Tauriq holds an MFA in Acting from Columbia University in New York and fellowship in the International Fellows Program at the Columbia’s School for International Public Affairs, focusing on U.S. Foreign Policy. He is a recent alumnus of International House, serving as a member of the Residents’ Council and directing four presentations of Black History Month. Other than recent years in New York studying at Columbia, Tauriq lives in Cape Town.

Fernanda Espinosa (2015)

Fernanda Espinosa is an Andean immigrant based in Brooklyn, New York. She holds a BA in Anthropology and a BA in Latin American Literature. Her work celebrates local knowledge systems, creates safe community spaces, and connects people through cultural organizing, immigrant community health, and language access. She has worked for different public health initiatives in New York City, as well as in translation and interpretation dedicated to social justice.  

Fernanda is a member of the People’s Climate Arts collective who were a recipient of the 2014 Rauschenberg Foundation Artists as Activists fund, and co-founder of Cooperativa Cultural 19 de enero (CC 1/19), a art and oral history collective recipient of The Laundromat Project’s 2015 Create Change commission arts award.

Geraldo Jay Scala (2015)

Geraldo Jay Scala is currently a freelance musician, writer, and aspiring oral historian. He has a bachelor’s degree in Political Science and Philosophy from Columbia University. Geraldo recently finished a master’s degree at New York University’s Draper Program in Humanities and Social Thought in August 2015.

Geraldo’s recent master’s thesis is entitled, “Socially Inclusive Approaches to Addiction: The Stories of Sanitation Workers in Recovery.” In coordination with Dr. Robin Nagle (Director of the Department of Humanities and Social Thought and Resident Anthropologist for the New York City Department of Sanitation), Geraldo’s oral history project juxtaposes the stories of two sanitation workers who have struggled with substance abuse issues with the story of a heroin addict unaffiliated with the Department of Sanitation. Geraldo contends that the aforementioned personal stories reveal how trauma, social ties, usefulness, purpose, and personal responsibility all contribute to the ways individuals experience addiction and recovery. Addicts are only addicts in relation to a whole system of symbolic rules and obligations.

Geraldo’s research interests include continental philosophy, political economy, phenomenology, existentialism, ethnography, urban anthropology, oral history, social exclusion, and substance abuse. His geographic focus is on the continental United States, particularly inner cities and suburbia.

Bud Kliment (2015)

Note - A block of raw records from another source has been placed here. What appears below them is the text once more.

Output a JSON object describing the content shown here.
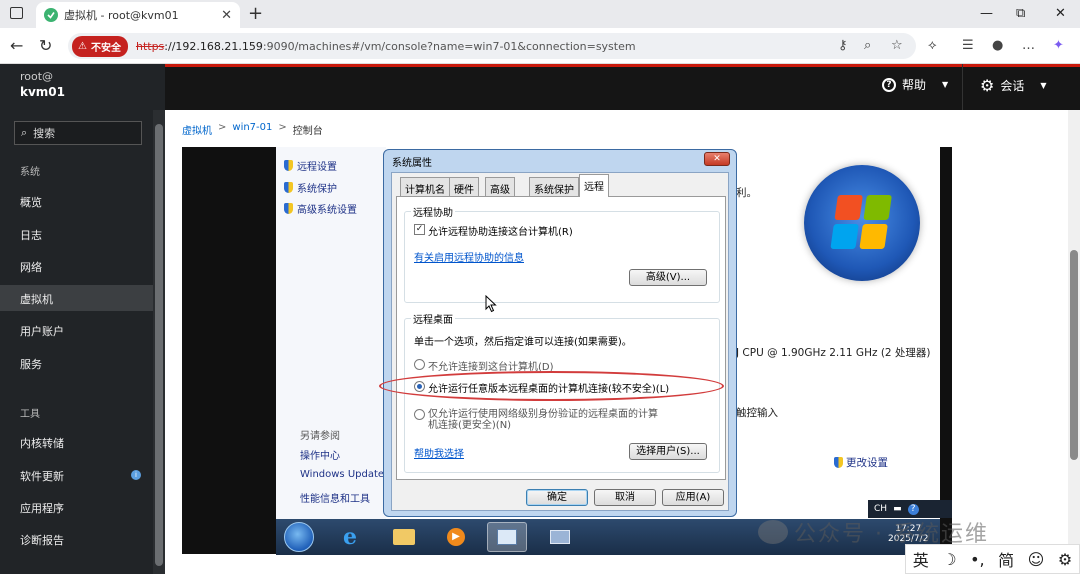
{
  "browser": {
    "tab_title": "虚拟机 - root@kvm01",
    "tab_close": "✕",
    "new_tab": "+",
    "insecure_label": "不安全",
    "url_scheme": "https",
    "url_host": "://192.168.21.159",
    "url_rest": ":9090/machines#/vm/console?name=win7-01&connection=system",
    "win_min": "—",
    "win_max": "⧉",
    "win_close": "✕"
  },
  "cockpit": {
    "user": "root@",
    "host": "kvm01",
    "help": "帮助",
    "session": "会话",
    "search_placeholder": "搜索",
    "nav": {
      "section_system": "系统",
      "overview": "概览",
      "logs": "日志",
      "network": "网络",
      "vms": "虚拟机",
      "accounts": "用户账户",
      "services": "服务",
      "section_tools": "工具",
      "kdump": "内核转储",
      "updates": "软件更新",
      "updates_badge": "i",
      "apps": "应用程序",
      "diagnostics": "诊断报告"
    },
    "breadcrumb": {
      "vms": "虚拟机",
      "vm": "win7-01",
      "console": "控制台",
      "sep": ">"
    }
  },
  "guest": {
    "cp_links": [
      "远程设置",
      "系统保护",
      "高级系统设置"
    ],
    "see_also": "另请参阅",
    "see_links": [
      "操作中心",
      "Windows Update",
      "性能信息和工具"
    ],
    "right_texts": {
      "rights": "利。",
      "cpu": "J CPU @ 1.90GHz   2.11 GHz  (2 处理器)",
      "touch": "触控输入",
      "change_settings": "更改设置"
    },
    "tray_lang": "CH",
    "clock_time": "17:27",
    "clock_date": "2025/7/2"
  },
  "dialog": {
    "title": "系统属性",
    "close": "✕",
    "tabs": [
      "计算机名",
      "硬件",
      "高级",
      "系统保护",
      "远程"
    ],
    "assist_group": "远程协助",
    "allow_assist": "允许远程协助连接这台计算机(R)",
    "assist_check": "✓",
    "assist_info_link": "有关启用远程协助的信息",
    "advanced_btn": "高级(V)...",
    "desktop_group": "远程桌面",
    "desktop_desc": "单击一个选项，然后指定谁可以连接(如果需要)。",
    "opt_none": "不允许连接到这台计算机(D)",
    "opt_any": "允许运行任意版本远程桌面的计算机连接(较不安全)(L)",
    "opt_nla_line1": "仅允许运行使用网络级别身份验证的远程桌面的计算",
    "opt_nla_line2": "机连接(更安全)(N)",
    "help_link": "帮助我选择",
    "select_users_btn": "选择用户(S)...",
    "ok_btn": "确定",
    "cancel_btn": "取消",
    "apply_btn": "应用(A)"
  },
  "watermark": "公众号 · 系统运维",
  "ime": {
    "lang": "英",
    "moon": "☽",
    "punct": "•,",
    "simp": "简",
    "emoji": "☺",
    "gear": "⚙"
  },
  "colors": {
    "cockpit_accent": "#c9190b",
    "insecure_red": "#c5221f",
    "annotation_oval": "#d23c3c",
    "dialog_frame": "#bfd6ef"
  }
}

A native of Philadelphia and a graduate of Columbia College, Bud Kliment is a Deputy Administrator of the Pulitzer Prizes, helping to organize and oversee the annual awards in journalism, books, drama, and music. He has also worked regularly as a freelance writer, specializing in music and the other performing arts.

Bud has published young adult biographies of Count Basie, Billie Holiday, and Ella Fitzgerald, along with travel guides, cookbooks, and museum labels. He wrote a radio series for BBC World Service that used Motown songs to help teach English. In a younger incarnation, he ran a record store.

Bud is very pleased to be joining the OHMA program and returning to a Columbia classroom. He hopes to learn how to use oral history techniques to record and preserve cultural and artistic activities that are essentially ephemeral and collaborative, and also how to manage oral history projects.

Sara Jacobs (2015)

Sara Jacobs is originally from Springfield, Illinois, and graduated from American University’s Honor’s College in Washington, D.C., with a B.A. in Spanish/Latin American Studies. Her first oral history experience was in 2012 when she worked with Nicaraguan communities organizing around the disappearance of their loved ones during migration.

Sara has worked at Columbia for the past couple years and is looking forward to joining OHMA. Her interests include economic/queer/racial/gender justice, reading, and learning from other people’s experiences and perspectives.